This week’s prompts were:

  1. couldn’t hardly breathe
  2. Oh Boy
  3. I got tired

OLWG# 181- Bluegrass Anonymous

Written for OLWG#181

Martha could hear it from halfway down the block, maybe even further but she became conscious of it when she was abreast of the Burton house, halfway down the block.

“Damn him,” she hollered as she broke into a run. She had to stop it before it got out of control. It was unmistakably ‘Bluegrass Music.’ It was loud, and that could only mean one thing, Cooper had fallen off the wagon, and he’d been doing so well.

As she neared the house, Martha began yelling for him, “Cooper? Cooper? Are you here? Are you all right?” She turned up the front walk to the house that she and Cooper had shared for the last eight months. Bursting through the front door, she was shocked by the number of people in her Living Room. Most of them were sitting around the perimeter of the room on furniture that had been pushed away to the fringes. The ages of this group ranged from pre-teen kids to grandmas and grandpas in their sixties and seventies.

The elderly women wore paisley print, or flowered, house dresses, sensible shoes, and “cat-eye” glasses. Some had their glasses hooked to rhinestone chains that wrapped around the backs of their necks. The old men primarily wore black or khaki trousers over their boots and long sleeve white shirts; tucked in and buttoned high. Some sported western hats, but most were bareheaded.

The younger men and boys wore three button shirts with white piping around the neck or button-down shirts, but the trousers they had chosen were the same as what their elders wore.
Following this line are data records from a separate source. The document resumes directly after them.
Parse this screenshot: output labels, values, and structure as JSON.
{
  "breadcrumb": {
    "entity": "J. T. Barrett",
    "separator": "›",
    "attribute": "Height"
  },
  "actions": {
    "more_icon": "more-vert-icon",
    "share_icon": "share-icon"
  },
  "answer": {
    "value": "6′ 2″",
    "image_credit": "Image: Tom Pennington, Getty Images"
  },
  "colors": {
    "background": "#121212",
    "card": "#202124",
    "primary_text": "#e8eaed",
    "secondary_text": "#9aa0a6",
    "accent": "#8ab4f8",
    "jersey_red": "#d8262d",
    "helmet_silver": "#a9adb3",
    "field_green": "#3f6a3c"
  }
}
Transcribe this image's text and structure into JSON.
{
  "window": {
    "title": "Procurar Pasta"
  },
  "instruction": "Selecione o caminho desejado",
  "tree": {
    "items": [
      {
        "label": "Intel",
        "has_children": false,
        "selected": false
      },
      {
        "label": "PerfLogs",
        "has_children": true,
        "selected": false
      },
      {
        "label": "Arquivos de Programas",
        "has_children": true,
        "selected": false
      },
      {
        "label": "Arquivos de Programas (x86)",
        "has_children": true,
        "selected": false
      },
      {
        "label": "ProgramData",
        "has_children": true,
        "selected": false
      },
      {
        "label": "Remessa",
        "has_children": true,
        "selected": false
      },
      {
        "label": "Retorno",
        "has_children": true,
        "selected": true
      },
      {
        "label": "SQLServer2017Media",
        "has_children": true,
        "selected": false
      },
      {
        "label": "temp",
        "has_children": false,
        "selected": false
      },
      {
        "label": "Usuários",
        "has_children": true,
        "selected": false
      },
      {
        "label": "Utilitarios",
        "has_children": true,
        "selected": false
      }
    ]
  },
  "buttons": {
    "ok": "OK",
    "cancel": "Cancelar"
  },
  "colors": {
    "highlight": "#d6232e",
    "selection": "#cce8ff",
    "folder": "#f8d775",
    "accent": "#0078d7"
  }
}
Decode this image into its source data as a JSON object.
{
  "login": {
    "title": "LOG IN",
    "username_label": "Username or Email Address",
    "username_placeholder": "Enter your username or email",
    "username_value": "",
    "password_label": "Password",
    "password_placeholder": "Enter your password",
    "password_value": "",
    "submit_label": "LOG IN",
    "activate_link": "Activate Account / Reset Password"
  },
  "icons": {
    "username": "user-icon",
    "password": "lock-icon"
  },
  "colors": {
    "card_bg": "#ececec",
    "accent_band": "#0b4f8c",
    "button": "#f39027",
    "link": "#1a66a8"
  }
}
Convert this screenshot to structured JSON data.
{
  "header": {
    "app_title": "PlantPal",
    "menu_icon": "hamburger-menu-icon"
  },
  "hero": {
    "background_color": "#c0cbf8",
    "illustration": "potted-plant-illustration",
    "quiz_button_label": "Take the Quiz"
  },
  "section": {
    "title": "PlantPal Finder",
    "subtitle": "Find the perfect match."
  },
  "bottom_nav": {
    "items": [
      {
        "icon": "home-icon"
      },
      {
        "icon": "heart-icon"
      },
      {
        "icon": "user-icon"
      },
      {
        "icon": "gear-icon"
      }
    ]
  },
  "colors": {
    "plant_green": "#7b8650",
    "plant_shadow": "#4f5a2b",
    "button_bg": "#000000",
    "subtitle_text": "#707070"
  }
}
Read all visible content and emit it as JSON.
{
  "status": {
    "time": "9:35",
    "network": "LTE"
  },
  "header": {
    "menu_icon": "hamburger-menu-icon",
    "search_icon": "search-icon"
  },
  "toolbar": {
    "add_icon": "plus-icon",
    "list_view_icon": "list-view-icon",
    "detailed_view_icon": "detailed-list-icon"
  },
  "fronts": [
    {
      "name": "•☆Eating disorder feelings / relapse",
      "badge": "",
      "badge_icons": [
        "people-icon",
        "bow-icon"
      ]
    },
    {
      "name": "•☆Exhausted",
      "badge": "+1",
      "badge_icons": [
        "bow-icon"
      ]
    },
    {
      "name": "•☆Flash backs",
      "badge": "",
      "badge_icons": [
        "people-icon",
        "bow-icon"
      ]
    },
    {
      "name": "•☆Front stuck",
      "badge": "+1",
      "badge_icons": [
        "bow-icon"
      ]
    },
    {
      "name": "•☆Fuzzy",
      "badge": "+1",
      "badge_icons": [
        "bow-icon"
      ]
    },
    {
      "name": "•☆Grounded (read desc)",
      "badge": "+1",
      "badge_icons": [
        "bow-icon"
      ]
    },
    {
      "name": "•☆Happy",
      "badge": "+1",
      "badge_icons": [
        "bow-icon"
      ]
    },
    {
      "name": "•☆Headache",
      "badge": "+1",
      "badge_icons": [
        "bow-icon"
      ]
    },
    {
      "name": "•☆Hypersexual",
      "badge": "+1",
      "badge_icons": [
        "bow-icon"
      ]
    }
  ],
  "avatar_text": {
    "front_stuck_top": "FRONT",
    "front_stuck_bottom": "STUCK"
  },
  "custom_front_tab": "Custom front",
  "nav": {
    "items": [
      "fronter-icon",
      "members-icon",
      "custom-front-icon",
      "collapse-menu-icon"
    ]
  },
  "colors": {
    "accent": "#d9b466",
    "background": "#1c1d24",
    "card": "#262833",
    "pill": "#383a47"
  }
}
Young ladies and girls wore pastel blouses with Peter Pan collars. They had skirts, cut just below their knees that would flare out if they twirled. Flat or low heeled Mary Janes completed the young women’s attire and provided a solid thump when they danced.

They were all clapping and stomping their feet as they watched two young men clog dancing in the middle of the floor, where Martha’s couch used to sit.

The sliding glass doors to the deck were all open wide. There was a band playing out there. They were playing loud. This was what Martha had heard from down the street. The band consisted of an elderly gentleman, wearing a string tie and playing a brass body National Guitar. Next to him a thirty-something-year-old woman pounding on a dog house bass, you could almost see smoke coming from the F hole, the music was so hot. A middle-aged fat guy with only a couple of teeth visible was picking a four-string tenor banjo that was traditionally tuned to provide that punch, that twang, that sound that could cut through the band’s mix. The fourth guy: Martha had seen at the market a couple of times, she didn’t know his name but knew he must live around here. He had patchy white hair and a white fiddle to match.

She looked around and spotted Cooper leaning against the deck rail and wove her way through the crowd to confront him.

“Goddamnit, Cooper! What the hell are you doing? You promised me. You promised, No more bluegrass. Remember?” Cooper couldn’t look around her, but it still took him some time to realize that she was there.

When he did, he smiled that lazy smile of his. That smile that was probably the reason Martha had fallen so hard for him in the first place.

“Coop,” she said, “Are you going to throw all your hard work out the window? The Rehab Centre? The twelve-step program? The meetings every morning? You’ve come so far Coop – you can’t backslide now! Not now.”

She saw clarity bounce back into his eyes. “This is my group, Martha we’re having one of our meetings now. We’re having it here, at our house. See that guy leaning by the kitchen sink? He’s my sponsor. I called him when I began to feel the mountain music coming on. Do you know what he did? He started clogging. I could hear it over the phone. He’s good too. I’m not going to fight it anymore, Martha. I love bluegrass. I think you do too.”

This week’s prompts were:

  1. bluegrass
  2. the center of my world
  3. seeking Amrapali